**INSTRUCTIONS TO FOLLOW**
Repeat the data below in full. Pictures must not be part of the copy.
Segment Start: DATA IN THIS EXERCISE
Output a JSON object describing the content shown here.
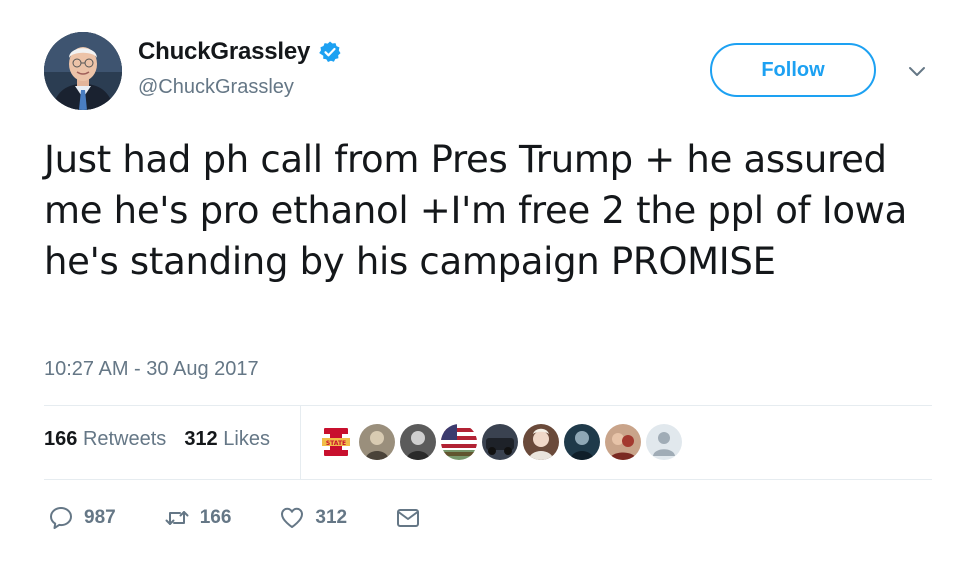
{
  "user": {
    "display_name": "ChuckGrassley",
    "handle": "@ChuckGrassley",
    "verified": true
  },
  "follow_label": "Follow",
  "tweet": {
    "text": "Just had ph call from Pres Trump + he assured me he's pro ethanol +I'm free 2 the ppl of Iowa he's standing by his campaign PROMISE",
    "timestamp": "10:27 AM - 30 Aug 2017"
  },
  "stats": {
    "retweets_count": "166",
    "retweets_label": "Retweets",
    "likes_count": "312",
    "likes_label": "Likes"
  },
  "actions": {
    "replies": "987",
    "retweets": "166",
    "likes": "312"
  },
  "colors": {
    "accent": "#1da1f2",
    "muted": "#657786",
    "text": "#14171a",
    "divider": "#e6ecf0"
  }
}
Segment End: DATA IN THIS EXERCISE
**SOLUTION BELOW**
Output a JSON object describing the content shown here.
{
  "user": {
    "display_name": "ChuckGrassley",
    "handle": "@ChuckGrassley",
    "verified": true
  },
  "follow_label": "Follow",
  "tweet": {
    "text": "Just had ph call from Pres Trump + he assured me he's pro ethanol +I'm free 2 the ppl of Iowa he's standing by his campaign PROMISE",
    "timestamp": "10:27 AM - 30 Aug 2017"
  },
  "stats": {
    "retweets_count": "166",
    "retweets_label": "Retweets",
    "likes_count": "312",
    "likes_label": "Likes"
  },
  "actions": {
    "replies": "987",
    "retweets": "166",
    "likes": "312"
  },
  "colors": {
    "accent": "#1da1f2",
    "muted": "#657786",
    "text": "#14171a",
    "divider": "#e6ecf0"
  }
}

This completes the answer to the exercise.